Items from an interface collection

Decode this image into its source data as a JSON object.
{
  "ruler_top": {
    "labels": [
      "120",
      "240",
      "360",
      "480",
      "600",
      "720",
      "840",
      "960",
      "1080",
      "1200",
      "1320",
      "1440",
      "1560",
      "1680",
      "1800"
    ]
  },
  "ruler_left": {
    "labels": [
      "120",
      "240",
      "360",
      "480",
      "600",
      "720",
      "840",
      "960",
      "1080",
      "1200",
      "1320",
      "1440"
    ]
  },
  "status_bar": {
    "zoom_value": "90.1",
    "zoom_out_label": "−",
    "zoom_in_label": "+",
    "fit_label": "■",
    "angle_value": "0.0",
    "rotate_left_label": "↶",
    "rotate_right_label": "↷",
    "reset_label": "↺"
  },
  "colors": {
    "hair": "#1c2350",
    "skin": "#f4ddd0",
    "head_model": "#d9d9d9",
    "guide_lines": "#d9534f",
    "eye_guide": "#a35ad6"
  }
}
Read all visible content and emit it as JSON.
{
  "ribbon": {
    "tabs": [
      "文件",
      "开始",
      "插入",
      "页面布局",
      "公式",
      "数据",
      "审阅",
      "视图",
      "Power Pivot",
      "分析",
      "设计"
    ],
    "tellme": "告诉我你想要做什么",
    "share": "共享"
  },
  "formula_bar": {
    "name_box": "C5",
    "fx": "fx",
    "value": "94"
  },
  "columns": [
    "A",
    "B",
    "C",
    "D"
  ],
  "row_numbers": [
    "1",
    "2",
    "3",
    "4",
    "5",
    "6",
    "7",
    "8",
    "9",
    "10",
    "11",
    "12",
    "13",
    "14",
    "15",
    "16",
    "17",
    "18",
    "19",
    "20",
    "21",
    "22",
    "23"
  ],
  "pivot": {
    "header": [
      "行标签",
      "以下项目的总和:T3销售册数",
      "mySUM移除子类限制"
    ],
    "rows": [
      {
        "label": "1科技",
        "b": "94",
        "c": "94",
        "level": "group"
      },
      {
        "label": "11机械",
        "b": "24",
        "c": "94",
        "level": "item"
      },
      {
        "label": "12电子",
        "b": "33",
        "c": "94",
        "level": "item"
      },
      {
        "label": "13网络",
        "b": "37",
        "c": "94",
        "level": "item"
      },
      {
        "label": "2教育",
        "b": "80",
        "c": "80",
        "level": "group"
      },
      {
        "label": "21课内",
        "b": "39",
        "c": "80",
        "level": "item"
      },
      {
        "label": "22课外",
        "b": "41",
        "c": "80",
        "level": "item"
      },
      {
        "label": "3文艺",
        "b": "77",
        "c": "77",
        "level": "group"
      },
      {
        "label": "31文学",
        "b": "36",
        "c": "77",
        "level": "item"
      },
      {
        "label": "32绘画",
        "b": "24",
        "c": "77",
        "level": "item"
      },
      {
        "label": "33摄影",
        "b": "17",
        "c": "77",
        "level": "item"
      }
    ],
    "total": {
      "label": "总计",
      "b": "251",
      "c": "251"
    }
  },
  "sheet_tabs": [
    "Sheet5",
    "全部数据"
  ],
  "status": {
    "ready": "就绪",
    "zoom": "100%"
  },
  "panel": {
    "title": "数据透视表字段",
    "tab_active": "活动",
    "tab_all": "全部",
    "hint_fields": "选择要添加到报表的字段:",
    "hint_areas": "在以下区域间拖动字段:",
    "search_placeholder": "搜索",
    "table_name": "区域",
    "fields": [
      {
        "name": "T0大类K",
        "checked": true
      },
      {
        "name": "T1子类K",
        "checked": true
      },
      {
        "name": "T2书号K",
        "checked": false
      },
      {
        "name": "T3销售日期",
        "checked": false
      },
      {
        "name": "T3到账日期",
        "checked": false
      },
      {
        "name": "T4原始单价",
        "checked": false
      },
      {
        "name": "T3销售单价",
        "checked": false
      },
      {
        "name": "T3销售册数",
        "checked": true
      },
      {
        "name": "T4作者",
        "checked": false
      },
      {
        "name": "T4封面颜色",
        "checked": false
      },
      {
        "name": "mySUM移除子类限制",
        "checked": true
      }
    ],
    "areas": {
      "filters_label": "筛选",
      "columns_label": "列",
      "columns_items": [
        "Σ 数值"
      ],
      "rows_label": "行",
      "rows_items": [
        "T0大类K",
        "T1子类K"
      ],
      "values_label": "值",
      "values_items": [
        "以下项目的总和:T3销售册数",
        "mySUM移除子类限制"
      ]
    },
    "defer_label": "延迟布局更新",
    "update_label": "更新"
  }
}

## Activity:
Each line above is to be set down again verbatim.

## Answer space:
Decode this image into its source data as a JSON object.
{
  "ruler_top": {
    "labels": [
      "120",
      "240",
      "360",
      "480",
      "600",
      "720",
      "840",
      "960",
      "1080",
      "1200",
      "1320",
      "1440",
      "1560",
      "1680",
      "1800"
    ]
  },
  "ruler_left": {
    "labels": [
      "120",
      "240",
      "360",
      "480",
      "600",
      "720",
      "840",
      "960",
      "1080",
      "1200",
      "1320",
      "1440"
    ]
  },
  "status_bar": {
    "zoom_value": "90.1",
    "zoom_out_label": "−",
    "zoom_in_label": "+",
    "fit_label": "■",
    "angle_value": "0.0",
    "rotate_left_label": "↶",
    "rotate_right_label": "↷",
    "reset_label": "↺"
  },
  "colors": {
    "hair": "#1c2350",
    "skin": "#f4ddd0",
    "head_model": "#d9d9d9",
    "guide_lines": "#d9534f",
    "eye_guide": "#a35ad6"
  }
}
Read all visible content and emit it as JSON.
{
  "ribbon": {
    "tabs": [
      "文件",
      "开始",
      "插入",
      "页面布局",
      "公式",
      "数据",
      "审阅",
      "视图",
      "Power Pivot",
      "分析",
      "设计"
    ],
    "tellme": "告诉我你想要做什么",
    "share": "共享"
  },
  "formula_bar": {
    "name_box": "C5",
    "fx": "fx",
    "value": "94"
  },
  "columns": [
    "A",
    "B",
    "C",
    "D"
  ],
  "row_numbers": [
    "1",
    "2",
    "3",
    "4",
    "5",
    "6",
    "7",
    "8",
    "9",
    "10",
    "11",
    "12",
    "13",
    "14",
    "15",
    "16",
    "17",
    "18",
    "19",
    "20",
    "21",
    "22",
    "23"
  ],
  "pivot": {
    "header": [
      "行标签",
      "以下项目的总和:T3销售册数",
      "mySUM移除子类限制"
    ],
    "rows": [
      {
        "label": "1科技",
        "b": "94",
        "c": "94",
        "level": "group"
      },
      {
        "label": "11机械",
        "b": "24",
        "c": "94",
        "level": "item"
      },
      {
        "label": "12电子",
        "b": "33",
        "c": "94",
        "level": "item"
      },
      {
        "label": "13网络",
        "b": "37",
        "c": "94",
        "level": "item"
      },
      {
        "label": "2教育",
        "b": "80",
        "c": "80",
        "level": "group"
      },
      {
        "label": "21课内",
        "b": "39",
        "c": "80",
        "level": "item"
      },
      {
        "label": "22课外",
        "b": "41",
        "c": "80",
        "level": "item"
      },
      {
        "label": "3文艺",
        "b": "77",
        "c": "77",
        "level": "group"
      },
      {
        "label": "31文学",
        "b": "36",
        "c": "77",
        "level": "item"
      },
      {
        "label": "32绘画",
        "b": "24",
        "c": "77",
        "level": "item"
      },
      {
        "label": "33摄影",
        "b": "17",
        "c": "77",
        "level": "item"
      }
    ],
    "total": {
      "label": "总计",
      "b": "251",
      "c": "251"
    }
  },
  "sheet_tabs": [
    "Sheet5",
    "全部数据"
  ],
  "status": {
    "ready": "就绪",
    "zoom": "100%"
  },
  "panel": {
    "title": "数据透视表字段",
    "tab_active": "活动",
    "tab_all": "全部",
    "hint_fields": "选择要添加到报表的字段:",
    "hint_areas": "在以下区域间拖动字段:",
    "search_placeholder": "搜索",
    "table_name": "区域",
    "fields": [
      {
        "name": "T0大类K",
        "checked": true
      },
      {
        "name": "T1子类K",
        "checked": true
      },
      {
        "name": "T2书号K",
        "checked": false
      },
      {
        "name": "T3销售日期",
        "checked": false
      },
      {
        "name": "T3到账日期",
        "checked": false
      },
      {
        "name": "T4原始单价",
        "checked": false
      },
      {
        "name": "T3销售单价",
        "checked": false
      },
      {
        "name": "T3销售册数",
        "checked": true
      },
      {
        "name": "T4作者",
        "checked": false
      },
      {
        "name": "T4封面颜色",
        "checked": false
      },
      {
        "name": "mySUM移除子类限制",
        "checked": true
      }
    ],
    "areas": {
      "filters_label": "筛选",
      "columns_label": "列",
      "columns_items": [
        "Σ 数值"
      ],
      "rows_label": "行",
      "rows_items": [
        "T0大类K",
        "T1子类K"
      ],
      "values_label": "值",
      "values_items": [
        "以下项目的总和:T3销售册数",
        "mySUM移除子类限制"
      ]
    },
    "defer_label": "延迟布局更新",
    "update_label": "更新"
  }
}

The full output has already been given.